The Map and Data Library has assembled comprehensive lists of tools & tutorials for data visualization. The Map & Data Library reference area and computer lab computers have various data visualization software installed.

The Gerstein Library MADLab provides some visualization hardware, such as 3D printers and scanners and virtual reality equipment for use.


I am interested in learning technical and computer skills for future pedagogical projects with my students. Are there any free workshops I can attend to learn digital tools and methods?

A variety of library workshops are offered at the St. George campus:

  • 3D printing safety training is offered by both Gerstein Library’s MADLab and Robarts Library’s Information Commons.
  • The Map & Data Library offers workshops on R, Excel, SPSS, Stata, Python, data visualization, infographics, and GIS software.
  • The Faculty of Information’s iSkills workshops instruct on FFmpeg, Bio-Sonification, Raspberry Pi, TinkerCAD, soft circuits, alternative controllers, 3D printing, iOS App Development with Swift and AudioKit, Adobe Illustrator, Articulate Storyline, artificial intelligence & machine learning, Archivematica, SirsiDynix Symphony Workflows, Axure, and Audacity. However, these workshops are limited to iSchool students and faculty.
  • The U of T Coders hold events in MADLab at Gerstein Science Information Centre on coding skills and tools such as Python, R, Git, HTML, Inkscape, and Bash.
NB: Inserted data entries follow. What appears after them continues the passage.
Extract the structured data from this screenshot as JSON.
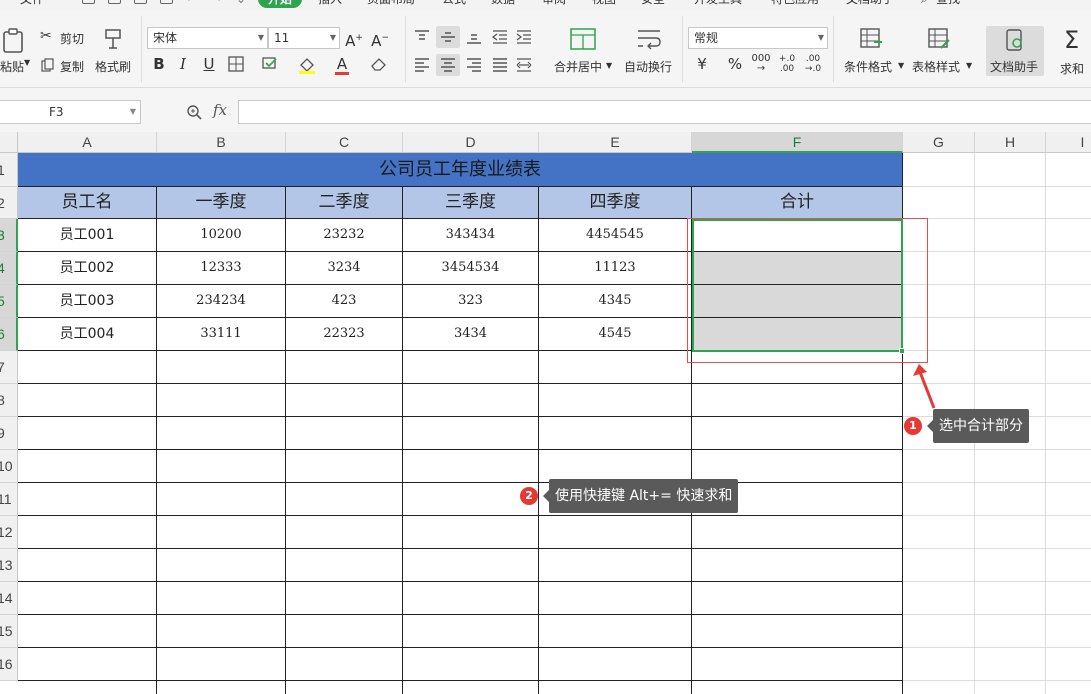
{
  "menu": {
    "items": [
      "文件",
      "开始",
      "插入",
      "页面布局",
      "公式",
      "数据",
      "审阅",
      "视图",
      "安全",
      "开发工具",
      "特色应用",
      "文档助手",
      "查找"
    ],
    "active_index": 1
  },
  "ribbon": {
    "paste": "粘贴",
    "cut": "剪切",
    "copy": "复制",
    "format_painter": "格式刷",
    "font_name": "宋体",
    "font_size": "11",
    "merge_center": "合并居中",
    "wrap_text": "自动换行",
    "number_format": "常规",
    "conditional_format": "条件格式",
    "table_style": "表格样式",
    "doc_assistant": "文档助手",
    "sum": "求和"
  },
  "formula_bar": {
    "name_box": "F3",
    "fx_label": "fx",
    "value": ""
  },
  "sheet": {
    "columns": [
      "A",
      "B",
      "C",
      "D",
      "E",
      "F",
      "G",
      "H",
      "I"
    ],
    "rows": [
      "1",
      "2",
      "3",
      "4",
      "5",
      "6",
      "7",
      "8",
      "9",
      "10",
      "11",
      "12",
      "13",
      "14",
      "15",
      "16"
    ],
    "title": "公司员工年度业绩表",
    "headers": [
      "员工名",
      "一季度",
      "二季度",
      "三季度",
      "四季度",
      "合计"
    ],
    "data": [
      [
        "员工001",
        "10200",
        "23232",
        "343434",
        "4454545",
        ""
      ],
      [
        "员工002",
        "12333",
        "3234",
        "3454534",
        "11123",
        ""
      ],
      [
        "员工003",
        "234234",
        "423",
        "323",
        "4345",
        ""
      ],
      [
        "员工004",
        "33111",
        "22323",
        "3434",
        "4545",
        ""
      ]
    ]
  },
  "annotations": {
    "step1": {
      "badge": "1",
      "text": "选中合计部分"
    },
    "step2": {
      "badge": "2",
      "text": "使用快捷键 Alt+= 快速求和"
    }
  },
  "colors": {
    "title_fill": "#4472c4",
    "header_fill": "#b4c6e7",
    "selection": "#2ea44f",
    "annotation_red": "#e53935"
  }
}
At UTM, faculty interested in collaborating with a librarian to develop course materials, assess information literacy-related learning outcomes, or explore other areas of interest are welcome to contact a Liaison Librarian or schedule a consultation appointment. Workshops on a variety of topics are available and/or may be developed collaboratively to custom fit your needs or those of your students.

At UTSC, The BRIDGE offers workshops on online mapping, data visualization, data literacy, Microsoft Excel, and Python. The UTSC Library Makerspace also offers one-time Introductory Orientation sessions to gain full access to the space.

I have an assignment in my course which requires some training for my students in a computer lab environment. Are there classrooms I can book on campus which provide access to computers, software, and tools for digital projects?